Because this has become such a big issue, I seldom write Introductions for people any more, and I am far fussier about what I review or endorse. Just sending me a book without prior contact nets the author nothing. Certainly, only the experiencer can ever be the true authority on his or her experience. Among what I look for as a researcher is how the experiencer interprets what happened and what was revealed, and then how that is languaged. Today's "crop" of near-death experiencers are far too willing to come across as blanket authorities on the subject, and they are equally much too anxious to present "one-size-fits-all" answers to life's greatest questions. I understand this in context with what was actually revealed to them; they desire to remain loyal to that. But sharing that revelation and then giving talks and workshops that extend and dramatize that revelation, well, I cringe sometimes and hold extra tight to the chair. I do not desire a confrontation with anyone about this, but I do find myself on occasion saying in my head, "draw me your experience, show me what you mean, is what you are saying now the same as what was revealed to you before?" Yes, downloading occurs - you continue to receive information from "the other side" long after your experience, even years after, but that does not explain "one-size-fits-all" answers to life's greatest questions, especially about death. I get queasy sometimes about what we are telling people, how that affects them, even that all is forgiven after you die. That mantra does not mesh with broad-based research in the field. There is far more diversity than that, and no one way things happen.

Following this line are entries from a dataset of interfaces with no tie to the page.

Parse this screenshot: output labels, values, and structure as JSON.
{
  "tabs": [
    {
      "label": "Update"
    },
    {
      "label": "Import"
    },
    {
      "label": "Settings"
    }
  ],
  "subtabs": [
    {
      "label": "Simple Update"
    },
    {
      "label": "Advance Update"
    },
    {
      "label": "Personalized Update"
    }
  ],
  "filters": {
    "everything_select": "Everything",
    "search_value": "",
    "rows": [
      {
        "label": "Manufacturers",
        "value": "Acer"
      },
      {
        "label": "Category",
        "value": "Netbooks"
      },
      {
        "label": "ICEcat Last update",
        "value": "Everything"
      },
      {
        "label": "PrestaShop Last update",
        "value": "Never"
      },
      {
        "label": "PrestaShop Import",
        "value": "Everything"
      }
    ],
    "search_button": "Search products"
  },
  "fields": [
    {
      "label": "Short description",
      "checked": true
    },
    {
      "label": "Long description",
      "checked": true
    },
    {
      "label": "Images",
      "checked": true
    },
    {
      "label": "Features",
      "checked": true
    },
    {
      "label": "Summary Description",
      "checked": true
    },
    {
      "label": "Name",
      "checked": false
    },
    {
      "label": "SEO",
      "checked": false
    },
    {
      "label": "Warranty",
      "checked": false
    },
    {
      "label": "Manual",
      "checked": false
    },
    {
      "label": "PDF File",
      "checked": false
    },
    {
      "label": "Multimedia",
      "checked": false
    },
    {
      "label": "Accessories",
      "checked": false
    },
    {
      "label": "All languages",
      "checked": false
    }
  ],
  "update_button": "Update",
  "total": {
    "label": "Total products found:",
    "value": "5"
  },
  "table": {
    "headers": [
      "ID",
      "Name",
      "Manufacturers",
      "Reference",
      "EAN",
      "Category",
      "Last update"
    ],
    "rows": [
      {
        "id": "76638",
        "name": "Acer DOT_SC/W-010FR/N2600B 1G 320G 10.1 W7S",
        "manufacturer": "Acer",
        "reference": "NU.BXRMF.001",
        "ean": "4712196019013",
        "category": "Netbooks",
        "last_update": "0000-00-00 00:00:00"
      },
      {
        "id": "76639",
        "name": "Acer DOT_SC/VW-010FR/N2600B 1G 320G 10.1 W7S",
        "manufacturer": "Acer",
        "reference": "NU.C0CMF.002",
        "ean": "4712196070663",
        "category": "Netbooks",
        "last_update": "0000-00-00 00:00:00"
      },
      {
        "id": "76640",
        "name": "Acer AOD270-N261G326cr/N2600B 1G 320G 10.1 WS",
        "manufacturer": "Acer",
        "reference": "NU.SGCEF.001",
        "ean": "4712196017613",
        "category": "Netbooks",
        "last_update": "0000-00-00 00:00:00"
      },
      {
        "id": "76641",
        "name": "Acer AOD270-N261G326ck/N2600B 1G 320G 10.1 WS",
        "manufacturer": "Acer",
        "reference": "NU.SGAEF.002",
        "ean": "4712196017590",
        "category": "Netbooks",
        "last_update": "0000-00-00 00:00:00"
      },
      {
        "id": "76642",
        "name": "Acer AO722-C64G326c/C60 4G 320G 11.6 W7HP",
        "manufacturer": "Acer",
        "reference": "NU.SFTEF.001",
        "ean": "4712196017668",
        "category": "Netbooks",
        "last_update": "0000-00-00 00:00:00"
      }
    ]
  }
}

Personally, I chose to honor the broad sweep of destiny, of where people's choices lead them and how they most assuredly can change. That's why I could not accept applause the two times I have spoken about my own three near-death experiences. How can you applaud someone for dying and then coming back? You applaud for entertainment. Am I entertainment? Is what sells the best what it is that compliments what we want to hear? Where is the mystery? Where is the thrill, the joy, of touching that mystery?
Near-death experiencers, psychics, and mediums have become big business today - yet none of them can ensure our journey back to Source, or, the reunion of self and soul. They add their light to the subject but they cannot illuminate your way. You do that yourself.
As the economy tightens, life can get scary. I grew up during Pearl Harbor and its aftermath. With so many friends and neighbors dying, the war all around me, I found inspiration in nature, the people of our small community in southern Idaho, and the love that spread out its wonder from every leaf, rock, stalk of celery, and hug. Books were everywhere. Even when folks had hardly a dollar to spare, there were books, radio shows, discussions, debates, questions. We talked to each other and we learned whatever we could - about solutions, about life, about God. Why should it be any different now? --PMH